January 20, 2012
New Guidelines Say Sex Is Safe For Heart Patients
Survivors of heart attacks and people who have had heart surgery can safely resume sexual activity, as long as they are healthy enough to walk up two flights of stairs without chest pain or shortness of breath, according to new guidelines released on Thursday from the American Heart Association (AHA).
In a scientific statement, the AHA said that having sex only slightly raises the chance for a heart attack, meaning the new guidelines apply to people with and without heart disease.
However, certain patients, such as those with severe heart disease who experience symptoms while at rest, should delay sex until their condition has stabilized.
The statement, published online in Circulation: Journal of the American Heart Association, contains recommendations by experts from various fields, including heart disease, exercise physiology and sexual counseling.
"Sexual activity is a major quality of life issue for men and women with cardiovascular disease and their partners," said Dr. Glenn Levine, lead author of the statement and a professor of medicine at Baylor College of Medicine in Houston, Texas.
"Unfortunately, discussions about sexual activity rarely take place in the clinical context.”
The absolute rate of cardiovascular events during sexual activity, such as heart attacks or chest pain caused by heart disease, is miniscule because sexual activity is usually for a short time, the AHA said.
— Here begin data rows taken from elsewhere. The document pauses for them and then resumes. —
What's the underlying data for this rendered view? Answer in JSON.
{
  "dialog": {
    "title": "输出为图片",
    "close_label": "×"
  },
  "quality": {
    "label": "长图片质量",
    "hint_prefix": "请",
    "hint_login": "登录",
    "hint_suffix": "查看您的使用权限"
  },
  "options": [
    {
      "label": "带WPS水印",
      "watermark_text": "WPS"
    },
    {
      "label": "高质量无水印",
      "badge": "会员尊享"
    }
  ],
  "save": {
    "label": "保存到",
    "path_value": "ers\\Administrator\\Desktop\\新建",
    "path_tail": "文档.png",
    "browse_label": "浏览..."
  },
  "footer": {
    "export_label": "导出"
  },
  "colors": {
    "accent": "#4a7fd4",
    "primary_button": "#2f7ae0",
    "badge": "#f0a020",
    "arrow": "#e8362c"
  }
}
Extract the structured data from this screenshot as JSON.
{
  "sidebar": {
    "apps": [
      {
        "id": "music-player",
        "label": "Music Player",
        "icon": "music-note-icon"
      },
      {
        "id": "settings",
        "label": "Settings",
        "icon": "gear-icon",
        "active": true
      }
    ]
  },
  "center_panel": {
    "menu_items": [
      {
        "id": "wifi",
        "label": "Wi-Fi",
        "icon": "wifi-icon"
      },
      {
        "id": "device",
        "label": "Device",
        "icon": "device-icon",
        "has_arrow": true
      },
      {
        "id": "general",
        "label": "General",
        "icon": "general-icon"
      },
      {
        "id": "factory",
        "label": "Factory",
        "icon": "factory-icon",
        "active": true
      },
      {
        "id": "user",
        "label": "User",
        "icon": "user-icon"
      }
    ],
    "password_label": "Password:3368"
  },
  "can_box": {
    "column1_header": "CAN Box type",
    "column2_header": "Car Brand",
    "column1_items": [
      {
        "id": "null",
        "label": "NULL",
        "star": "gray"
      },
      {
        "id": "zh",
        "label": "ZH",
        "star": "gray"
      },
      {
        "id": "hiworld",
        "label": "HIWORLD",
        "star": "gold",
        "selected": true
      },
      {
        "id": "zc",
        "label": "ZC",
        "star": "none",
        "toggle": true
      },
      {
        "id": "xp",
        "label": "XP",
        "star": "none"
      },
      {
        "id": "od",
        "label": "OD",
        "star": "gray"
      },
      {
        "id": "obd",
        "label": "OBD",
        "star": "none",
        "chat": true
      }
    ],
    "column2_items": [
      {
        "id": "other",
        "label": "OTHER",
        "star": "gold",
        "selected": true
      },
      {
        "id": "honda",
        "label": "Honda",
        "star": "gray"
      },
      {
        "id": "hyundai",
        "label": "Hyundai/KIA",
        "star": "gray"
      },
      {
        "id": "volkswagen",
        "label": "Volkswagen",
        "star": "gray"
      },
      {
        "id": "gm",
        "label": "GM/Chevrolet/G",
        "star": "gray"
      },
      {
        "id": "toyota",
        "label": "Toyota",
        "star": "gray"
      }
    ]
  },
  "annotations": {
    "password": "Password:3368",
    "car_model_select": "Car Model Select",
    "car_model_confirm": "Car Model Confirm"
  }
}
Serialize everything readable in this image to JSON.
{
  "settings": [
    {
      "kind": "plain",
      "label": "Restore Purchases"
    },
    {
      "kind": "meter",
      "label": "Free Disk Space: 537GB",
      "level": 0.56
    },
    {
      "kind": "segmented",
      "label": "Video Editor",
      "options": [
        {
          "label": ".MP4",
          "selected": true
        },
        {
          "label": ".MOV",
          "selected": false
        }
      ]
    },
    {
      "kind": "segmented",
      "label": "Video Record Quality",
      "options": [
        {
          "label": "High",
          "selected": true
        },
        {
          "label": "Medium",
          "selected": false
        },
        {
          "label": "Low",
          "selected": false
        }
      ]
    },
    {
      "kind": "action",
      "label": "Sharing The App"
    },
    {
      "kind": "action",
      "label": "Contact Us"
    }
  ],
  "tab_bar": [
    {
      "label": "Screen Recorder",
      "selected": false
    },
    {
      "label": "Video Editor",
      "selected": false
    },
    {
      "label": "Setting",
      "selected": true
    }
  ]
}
"Some patients will postpone sexual activity when it is actually relatively safe for them to engage in it," said Levine, who is also director of the Cardiac Care Unit at the Michael E. DeBakey Medical Center in Houston.
"On the other hand, there are some patients for whom it may be reasonable to defer sexual activity until they're assessed and stabilized,” he said, referring to people with severe symptoms of heart disease.
The new guidelines recommend that patients with sexual dysfunction be assessed to see if their sexual dysfunction is related to underlying vascular or cardiac disease, anxiety, depression or other factors.
Decreased sexual activity and function – common in men and women with cardiovascular diseases – is often related to anxiety and depression.
The AHA also advised that drugs that can improve cardiovascular symptoms or survival should not be withheld due to concerns that such drugs may impact sexual function.
The AHA´s additional recommendations include:
• After a diagnosis of cardiovascular disease, it is reasonable for patients to be evaluated by their physician or healthcare provider before resuming sexual activity.
• Cardiac rehabilitation and regular physical activity can reduce the risk of cardiovascular complications related to sexual activity in people who have had heart failure or a heart attack.
• Women with cardiovascular disease should be counseled on the safety and advisability of contraceptive methods and pregnancy based on their patient profile.
• Drugs to treat erectile dysfunction are generally safe for men who have stable cardiovascular disease. These drugs should not be used in patients receiving nitrate therapy for chest pains due to coronary artery disease, and nitrates should not be administered to patients within 24-48 hours of using an erectile dysfunction drug (depending on the drug used).
• It is reasonable for post-menopausal women with cardiovascular disease to use estrogen that's topically or vaginally inserted for the treatment of painful intercourse.
On the Net:
- American Heart Association (AHA)
- Circulation: Journal of the American Heart Association
- Baylor College of Medicine
- Michael E. DeBakey Medical Center